> **Problem description**
Restate the entries below in full, exactly as they read, but without pictures.

> **Records provided**
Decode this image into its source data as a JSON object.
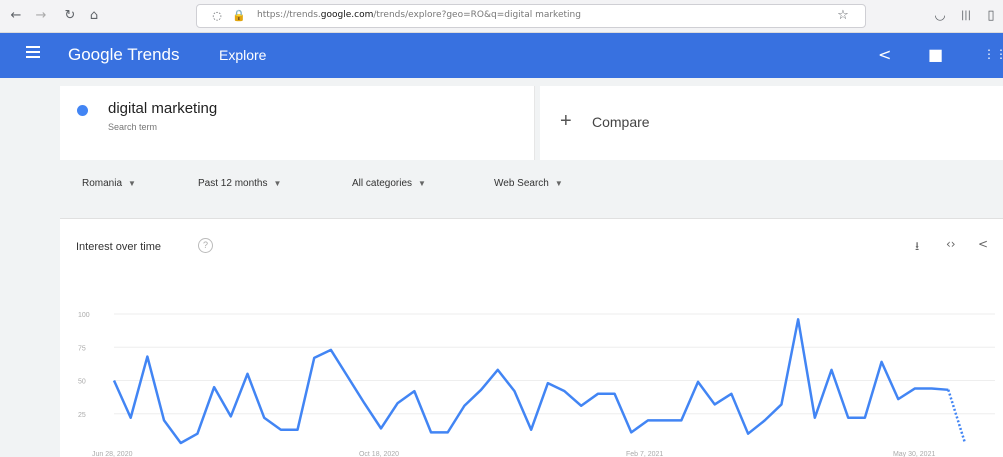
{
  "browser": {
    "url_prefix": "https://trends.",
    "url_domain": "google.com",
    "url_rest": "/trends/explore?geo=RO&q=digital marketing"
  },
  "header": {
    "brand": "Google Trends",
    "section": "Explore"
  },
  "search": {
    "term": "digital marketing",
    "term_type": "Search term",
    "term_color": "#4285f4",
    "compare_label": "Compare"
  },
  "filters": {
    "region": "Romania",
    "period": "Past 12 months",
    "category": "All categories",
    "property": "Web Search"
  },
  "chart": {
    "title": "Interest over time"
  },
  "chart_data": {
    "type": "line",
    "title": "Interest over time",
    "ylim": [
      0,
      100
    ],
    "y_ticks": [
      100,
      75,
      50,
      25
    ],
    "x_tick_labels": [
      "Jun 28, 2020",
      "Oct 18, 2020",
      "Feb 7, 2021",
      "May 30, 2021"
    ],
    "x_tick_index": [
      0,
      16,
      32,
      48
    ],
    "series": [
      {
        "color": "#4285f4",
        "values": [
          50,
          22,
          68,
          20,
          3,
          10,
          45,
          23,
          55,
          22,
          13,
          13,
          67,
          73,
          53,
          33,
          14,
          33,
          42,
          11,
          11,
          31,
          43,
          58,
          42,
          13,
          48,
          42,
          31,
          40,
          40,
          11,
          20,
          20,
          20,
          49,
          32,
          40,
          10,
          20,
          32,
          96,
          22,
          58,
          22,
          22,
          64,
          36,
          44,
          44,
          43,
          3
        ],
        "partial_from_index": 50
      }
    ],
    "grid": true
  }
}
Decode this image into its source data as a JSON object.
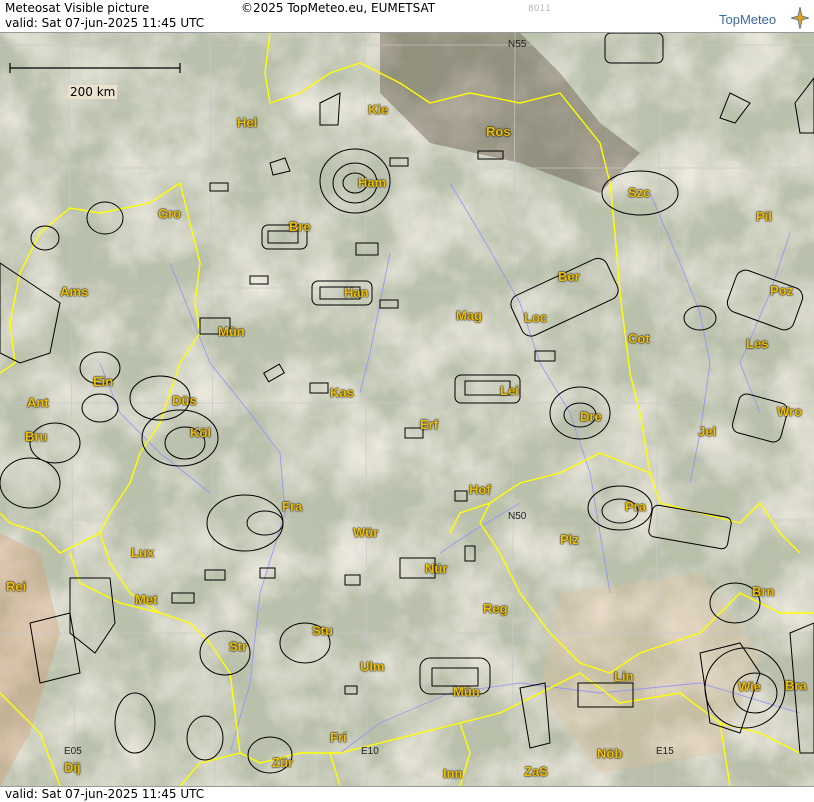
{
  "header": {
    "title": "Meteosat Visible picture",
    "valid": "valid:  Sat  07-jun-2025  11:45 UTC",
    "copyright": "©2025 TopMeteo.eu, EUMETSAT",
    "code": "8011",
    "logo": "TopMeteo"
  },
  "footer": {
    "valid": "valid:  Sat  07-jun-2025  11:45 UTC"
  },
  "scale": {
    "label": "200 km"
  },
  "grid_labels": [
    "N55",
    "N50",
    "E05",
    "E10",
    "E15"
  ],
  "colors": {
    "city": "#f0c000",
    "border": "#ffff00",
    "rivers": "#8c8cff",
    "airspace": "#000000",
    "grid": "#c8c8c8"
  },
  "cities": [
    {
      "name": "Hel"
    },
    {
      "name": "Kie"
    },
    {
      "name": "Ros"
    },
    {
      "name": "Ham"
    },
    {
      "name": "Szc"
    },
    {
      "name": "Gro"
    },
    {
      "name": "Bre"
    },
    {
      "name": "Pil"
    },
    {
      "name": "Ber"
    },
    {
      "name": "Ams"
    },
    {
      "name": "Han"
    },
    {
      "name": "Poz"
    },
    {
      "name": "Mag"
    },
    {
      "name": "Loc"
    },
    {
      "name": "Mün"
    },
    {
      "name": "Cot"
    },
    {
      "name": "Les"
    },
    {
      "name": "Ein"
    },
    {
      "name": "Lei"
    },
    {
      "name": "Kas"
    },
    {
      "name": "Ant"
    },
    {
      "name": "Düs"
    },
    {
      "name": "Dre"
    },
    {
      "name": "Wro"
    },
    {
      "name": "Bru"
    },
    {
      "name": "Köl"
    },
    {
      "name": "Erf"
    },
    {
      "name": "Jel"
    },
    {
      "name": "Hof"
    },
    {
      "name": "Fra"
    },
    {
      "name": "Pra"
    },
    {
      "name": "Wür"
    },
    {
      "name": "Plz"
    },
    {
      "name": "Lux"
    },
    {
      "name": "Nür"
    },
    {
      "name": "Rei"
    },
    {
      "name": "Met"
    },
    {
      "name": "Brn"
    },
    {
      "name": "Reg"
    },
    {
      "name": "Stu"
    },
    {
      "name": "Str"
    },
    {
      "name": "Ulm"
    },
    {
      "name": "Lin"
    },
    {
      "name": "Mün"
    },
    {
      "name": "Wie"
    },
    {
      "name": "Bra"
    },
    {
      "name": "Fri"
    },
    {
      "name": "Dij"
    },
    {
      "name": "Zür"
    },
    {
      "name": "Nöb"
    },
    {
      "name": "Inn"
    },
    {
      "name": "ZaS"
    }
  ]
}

> **Result for this exercise**
Decode this image into its source data as a JSON object.
{
  "browser": {
    "url_prefix": "https://trends.",
    "url_domain": "google.com",
    "url_rest": "/trends/explore?geo=RO&q=digital marketing"
  },
  "header": {
    "brand": "Google Trends",
    "section": "Explore"
  },
  "search": {
    "term": "digital marketing",
    "term_type": "Search term",
    "term_color": "#4285f4",
    "compare_label": "Compare"
  },
  "filters": {
    "region": "Romania",
    "period": "Past 12 months",
    "category": "All categories",
    "property": "Web Search"
  },
  "chart": {
    "title": "Interest over time"
  },
  "chart_data": {
    "type": "line",
    "title": "Interest over time",
    "ylim": [
      0,
      100
    ],
    "y_ticks": [
      100,
      75,
      50,
      25
    ],
    "x_tick_labels": [
      "Jun 28, 2020",
      "Oct 18, 2020",
      "Feb 7, 2021",
      "May 30, 2021"
    ],
    "x_tick_index": [
      0,
      16,
      32,
      48
    ],
    "series": [
      {
        "color": "#4285f4",
        "values": [
          50,
          22,
          68,
          20,
          3,
          10,
          45,
          23,
          55,
          22,
          13,
          13,
          67,
          73,
          53,
          33,
          14,
          33,
          42,
          11,
          11,
          31,
          43,
          58,
          42,
          13,
          48,
          42,
          31,
          40,
          40,
          11,
          20,
          20,
          20,
          49,
          32,
          40,
          10,
          20,
          32,
          96,
          22,
          58,
          22,
          22,
          64,
          36,
          44,
          44,
          43,
          3
        ],
        "partial_from_index": 50
      }
    ],
    "grid": true
  }
}
Decode this image into its source data as a JSON object.
{
  "header": {
    "title": "Meteosat Visible picture",
    "valid": "valid:  Sat  07-jun-2025  11:45 UTC",
    "copyright": "©2025 TopMeteo.eu, EUMETSAT",
    "code": "8011",
    "logo": "TopMeteo"
  },
  "footer": {
    "valid": "valid:  Sat  07-jun-2025  11:45 UTC"
  },
  "scale": {
    "label": "200 km"
  },
  "grid_labels": [
    "N55",
    "N50",
    "E05",
    "E10",
    "E15"
  ],
  "colors": {
    "city": "#f0c000",
    "border": "#ffff00",
    "rivers": "#8c8cff",
    "airspace": "#000000",
    "grid": "#c8c8c8"
  },
  "cities": [
    {
      "name": "Hel"
    },
    {
      "name": "Kie"
    },
    {
      "name": "Ros"
    },
    {
      "name": "Ham"
    },
    {
      "name": "Szc"
    },
    {
      "name": "Gro"
    },
    {
      "name": "Bre"
    },
    {
      "name": "Pil"
    },
    {
      "name": "Ber"
    },
    {
      "name": "Ams"
    },
    {
      "name": "Han"
    },
    {
      "name": "Poz"
    },
    {
      "name": "Mag"
    },
    {
      "name": "Loc"
    },
    {
      "name": "Mün"
    },
    {
      "name": "Cot"
    },
    {
      "name": "Les"
    },
    {
      "name": "Ein"
    },
    {
      "name": "Lei"
    },
    {
      "name": "Kas"
    },
    {
      "name": "Ant"
    },
    {
      "name": "Düs"
    },
    {
      "name": "Dre"
    },
    {
      "name": "Wro"
    },
    {
      "name": "Bru"
    },
    {
      "name": "Köl"
    },
    {
      "name": "Erf"
    },
    {
      "name": "Jel"
    },
    {
      "name": "Hof"
    },
    {
      "name": "Fra"
    },
    {
      "name": "Pra"
    },
    {
      "name": "Wür"
    },
    {
      "name": "Plz"
    },
    {
      "name": "Lux"
    },
    {
      "name": "Nür"
    },
    {
      "name": "Rei"
    },
    {
      "name": "Met"
    },
    {
      "name": "Brn"
    },
    {
      "name": "Reg"
    },
    {
      "name": "Stu"
    },
    {
      "name": "Str"
    },
    {
      "name": "Ulm"
    },
    {
      "name": "Lin"
    },
    {
      "name": "Mün"
    },
    {
      "name": "Wie"
    },
    {
      "name": "Bra"
    },
    {
      "name": "Fri"
    },
    {
      "name": "Dij"
    },
    {
      "name": "Zür"
    },
    {
      "name": "Nöb"
    },
    {
      "name": "Inn"
    },
    {
      "name": "ZaS"
    }
  ]
}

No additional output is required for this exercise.